Death by Lethal Injection (1990) highlights Burroughs’ antipathy towards to all forms of control and authoritarianism be they political, economic, religious or sexual; his rejection of the puritan morality of bourgeois Christian civilisation and his aim to ‘make people aware of the true criminality of our times.’
Radiant Cat (1988) is a red, green and yellow dayglo painting. The Burroughs ‘weltanschauung’ was shaped by the Atomic bomb and the Cold War world of the military industrial complex. Burroughs was influenced by Spengler’s Decline of the West, Vico’s circular theory of history (Marx: ‘a whole mass of really inspired stuff ‘) and Wilhelm Reich’s Cancer Biopathy.

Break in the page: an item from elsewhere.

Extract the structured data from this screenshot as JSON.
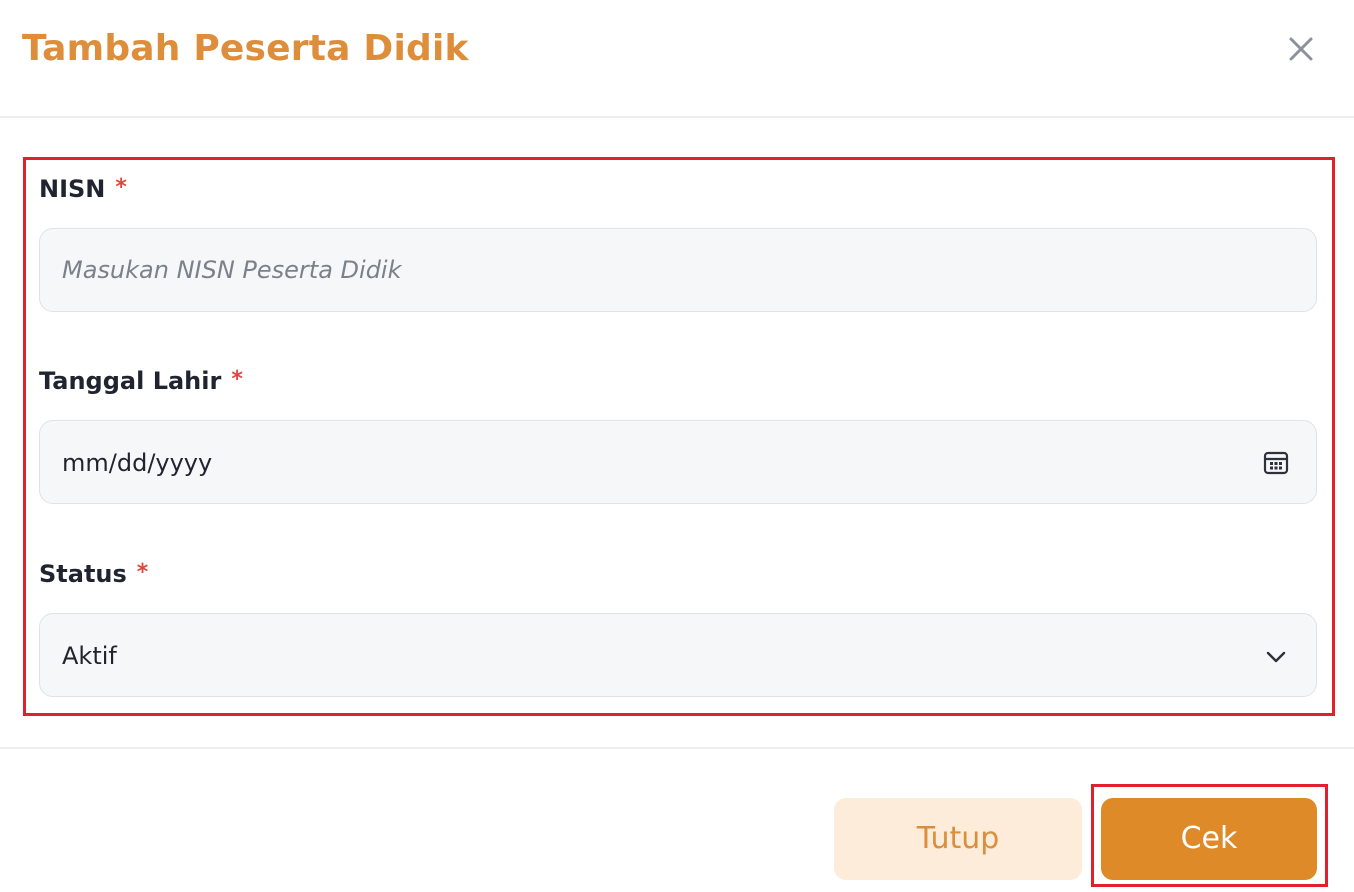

Untitled (1988) is spray paint and gunshots on a ‘No Trespassing’ metal sign. Burroughs opposed rapacious capitalism, detested social class and was an egalitarian with anarchistic and Emersonian individualist traits. He wrote that the Industrial Revolution with its ‘quantity and quantitative criterion’ was a ‘death trap’. He saw that international capitalism ‘always creates as many insoluble conflicts as possible and always aggravates existing conflicts.’
The Prison Scribe (1990) is a paint and photo collage depicting Madagascar Lemurs, highlighting his growing concern for the planet, ecology and the environment.
23 (1992) is marker pen and gunshots on watercolour paper and refers to the ’23 enigma,’ which is a key to understanding the Burroughs universe where ‘synchronicity’ unlocks the dead thermodynamic ‘hostile war universe of winners and losers.’
Burroughs wrote in Nova Express (1964): ‘Listen all you boards, governments, syndicates, nations of the world / And you powers behind what filth deals consummated in what lavatories, / To take what is not yours, / To sell out your sons forever! To sell the ground from unborn feet forever?’